The tectonic restructuring caused a week of turmoil on the country’s registration paper, and the staff engaged in a discussion about the release of Cotton’s op-ed and the process of managing The Times’ leadership in this process.
“Although it was a painful week across the company, it started urgent and important talks,” Sulzberger said.
Cotton’s article, “Send In Troops”, published on Wednesday, suggested that the Rebellion Act should be deployed across the country to help local law enforcement agencies with the unrest caused by George Floyd’s death.
Op-ed was published in The Times’ opinion section, but employees from both the opinion and the separate newsroom worked opposed to the public.

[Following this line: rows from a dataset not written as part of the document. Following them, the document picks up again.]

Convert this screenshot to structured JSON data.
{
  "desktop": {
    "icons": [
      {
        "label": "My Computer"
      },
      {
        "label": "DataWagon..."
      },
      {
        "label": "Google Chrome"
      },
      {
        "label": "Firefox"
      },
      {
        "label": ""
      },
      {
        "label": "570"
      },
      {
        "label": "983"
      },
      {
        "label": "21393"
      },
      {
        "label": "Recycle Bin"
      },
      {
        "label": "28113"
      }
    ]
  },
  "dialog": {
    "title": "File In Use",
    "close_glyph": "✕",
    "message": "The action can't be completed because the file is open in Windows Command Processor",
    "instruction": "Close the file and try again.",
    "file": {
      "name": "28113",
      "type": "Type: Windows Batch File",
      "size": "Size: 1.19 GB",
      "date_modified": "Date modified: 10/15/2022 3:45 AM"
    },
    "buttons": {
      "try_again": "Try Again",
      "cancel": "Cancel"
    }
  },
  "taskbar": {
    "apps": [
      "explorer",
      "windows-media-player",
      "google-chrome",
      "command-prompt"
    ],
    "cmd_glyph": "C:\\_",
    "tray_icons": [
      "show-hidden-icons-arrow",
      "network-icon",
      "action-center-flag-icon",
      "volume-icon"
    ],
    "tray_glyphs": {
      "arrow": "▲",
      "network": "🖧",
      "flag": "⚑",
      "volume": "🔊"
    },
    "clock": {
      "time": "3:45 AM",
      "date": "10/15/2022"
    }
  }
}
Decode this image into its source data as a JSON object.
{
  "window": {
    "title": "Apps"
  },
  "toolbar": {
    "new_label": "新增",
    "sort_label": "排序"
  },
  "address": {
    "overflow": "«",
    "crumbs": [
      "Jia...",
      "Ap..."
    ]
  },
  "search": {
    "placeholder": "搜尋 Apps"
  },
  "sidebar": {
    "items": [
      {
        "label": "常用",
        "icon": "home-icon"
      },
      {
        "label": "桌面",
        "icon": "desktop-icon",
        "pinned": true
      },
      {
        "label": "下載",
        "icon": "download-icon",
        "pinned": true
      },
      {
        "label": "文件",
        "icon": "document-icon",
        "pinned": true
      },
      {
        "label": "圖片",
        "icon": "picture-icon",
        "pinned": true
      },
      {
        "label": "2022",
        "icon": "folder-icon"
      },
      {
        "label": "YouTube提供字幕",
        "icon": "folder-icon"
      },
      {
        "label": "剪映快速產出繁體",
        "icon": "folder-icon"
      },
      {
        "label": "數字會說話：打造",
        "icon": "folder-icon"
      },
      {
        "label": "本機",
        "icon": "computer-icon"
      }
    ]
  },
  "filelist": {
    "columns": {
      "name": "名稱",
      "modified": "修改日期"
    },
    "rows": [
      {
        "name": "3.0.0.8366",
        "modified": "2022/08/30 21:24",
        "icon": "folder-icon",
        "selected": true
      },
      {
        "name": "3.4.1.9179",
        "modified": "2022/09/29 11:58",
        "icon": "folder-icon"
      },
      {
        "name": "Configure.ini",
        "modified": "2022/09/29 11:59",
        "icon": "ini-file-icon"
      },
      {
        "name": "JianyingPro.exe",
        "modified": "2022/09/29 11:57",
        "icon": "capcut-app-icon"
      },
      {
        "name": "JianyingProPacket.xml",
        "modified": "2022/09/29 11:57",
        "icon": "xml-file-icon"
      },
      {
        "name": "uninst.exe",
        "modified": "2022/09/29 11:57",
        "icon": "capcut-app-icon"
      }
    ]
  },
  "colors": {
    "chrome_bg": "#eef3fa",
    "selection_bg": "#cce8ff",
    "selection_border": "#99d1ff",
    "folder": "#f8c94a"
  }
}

Bennet initially advocated running op-ed, but later said that his episode was wrong to publish it and accused a collapse of the editorial process for the blunder.
People familiar with Sulzberger’s internal talks at Thenet announced to CNN Business that Bennet will leave the confused staff.
A Times official said the episode started meaningful conversations about systematic racial prejudices and diversity within the newsroom. The person said that such conversations went deeper than just providing a different staff and were about larger issues related to race and The Times’ role in society.
Speaking to CNZ Business, Sulzberger and Bennet said on Friday that his op-ed process is currently inadequate and has structural problems in a city hall with his employees.
Bennet’s tenure was marked by a series of high profile blunders.
The Times’ opinion section was stunned in September after publishing a story about the alleged sexual abuse against Court of Justice, Brett Kavanaugh.
And last April, he apologized after publishing an anti-Jewish caricature in the international edition of the idea section.
The latest disaster sparked criticism from the Republicans who claimed the newspaper was biased against them.
Cotton criticized that The Times did not meet op-ed’s standards, saying that Bennet was initially defending op-ed. Cotton told Fox News that the newspaper was part of the “woken up children” group.
“My operation does not meet the New York Times standards,” Cotton said. Said. “He normally exceeds the standards of left-wing, shohomoric drivel,” he continued.
President Trump responded to the news by attacking the newspaper in a tweet on Sunday.